Requiring recusal from cases is equally challenging. Recusal practices vary state to state and judge to judge, and the Supreme Court has said that the failure of a judge to recuse herself is only a constitutional problem in the most extreme cases.
We think there is another answer — one that candidates in judicial elections should adopt and citizens should demand. We propose that judges running in competitive elections should adopt the People's Pledge, which was first tried in the 2012 Massachusetts race between then-Sen. Scott Brown and Sen. Elizabeth Warren. Under the People's Pledge, each candidate agrees that if an outside group spends money on television, radio or Internet ads in an election, the candidate who benefits from the ads will pay — from the candidate's own campaign treasury — 50 percent of the value of the advertising to charity.
In other words, both candidates would tell outside groups: I'm pointing a gun at myself, and if you try to help me, I'll have to shoot.

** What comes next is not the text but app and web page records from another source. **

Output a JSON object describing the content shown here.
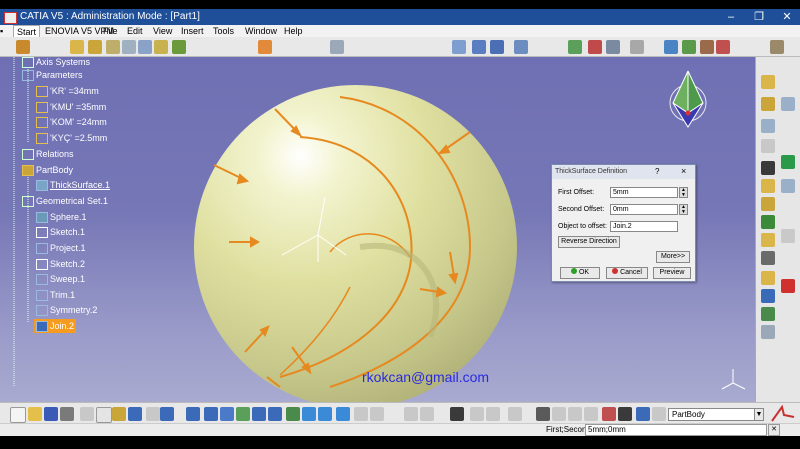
{
  "window": {
    "title": "CATIA V5 : Administration Mode : [Part1]"
  },
  "menu": [
    "Start",
    "ENOVIA V5 VPM",
    "File",
    "Edit",
    "View",
    "Insert",
    "Tools",
    "Window",
    "Help"
  ],
  "tree": {
    "axis": "Axis Systems",
    "parameters": "Parameters",
    "params": [
      "'KR' =34mm",
      "'KMU' =35mm",
      "'KOM' =24mm",
      "'KYÇ' =2.5mm"
    ],
    "relations": "Relations",
    "partbody": "PartBody",
    "thick": "ThickSurface.1",
    "geoset": "Geometrical Set.1",
    "geo_items": [
      "Sphere.1",
      "Sketch.1",
      "Project.1",
      "Sketch.2",
      "Sweep.1",
      "Trim.1",
      "Symmetry.2",
      "Join.2"
    ]
  },
  "dialog": {
    "title": "ThickSurface Definition",
    "help": "?",
    "close": "×",
    "first_label": "First Offset:",
    "first_value": "5mm",
    "second_label": "Second Offset:",
    "second_value": "0mm",
    "object_label": "Object to offset:",
    "object_value": "Join.2",
    "reverse": "Reverse Direction",
    "more": "More>>",
    "ok": "OK",
    "cancel": "Cancel",
    "preview": "Preview"
  },
  "watermark": "rkokcan@gmail.com",
  "bottom": {
    "combo_value": "PartBody"
  },
  "status": {
    "text": "First;Second",
    "value": "5mm;0mm"
  }
}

So don't spend money on ads for me or against my opponent, please!
Impartially Applying the Law
The case for the People's Pledge is strongest in judicial elections. Although we both think there is too much money in politics, in legislative and executive elections Americans should be able to press their preferences and interests on their future representatives. But the courts are different. Judges are not representatives. Their job is to faithfully and impartially apply the law, even if the verdicts go against powerful interest groups, well-connected individuals, popular opinion or their own deeply held beliefs. "Equal Justice Under Law" should mean exactly what it says.
How would the People's Pledge work in judicial elections? In states with competitive judicial elections, candidates at every level should propose to their opponents that they adopt the People's Pledge because they are committed to ensuring a fair and impartial judicial system. The pledge would signal that they do not want to be swayed — or have the appearance of being swayed — by outside groups. Candidates who refuse should be called out for opposing a level playing field in our courts.
To be sure, the People's Pledge isn't a silver bullet. Judicial elections still force candidates to hustle for campaign contributions. The pledge would only apply in competitive races, not retention elections. And in some situations, outside groups might refuse to respect the pledge. But given that broader reforms are unlikely in the short term, we think the People's Pledge is a promising second-best solution.
Americans should be able to trust that judges and courts will be fair and impartial. Justice shouldn't be left to the highest bidder. Candidates for judgeships should pledge that they agree.
Trevor Potter is president of the Campaign Legal Center in Washington and served as Sen. John McCain’s general counsel in 2000 and 2008. Ganesh Sitaraman is an assistant professor at Vanderbilt University Law School and served as policy director and senior counsel to candidate and Sen. Elizabeth Warren from 2011-2013. This opinion piece originally ran in The National Law Journal on November 3, 2014. To read it there, click here.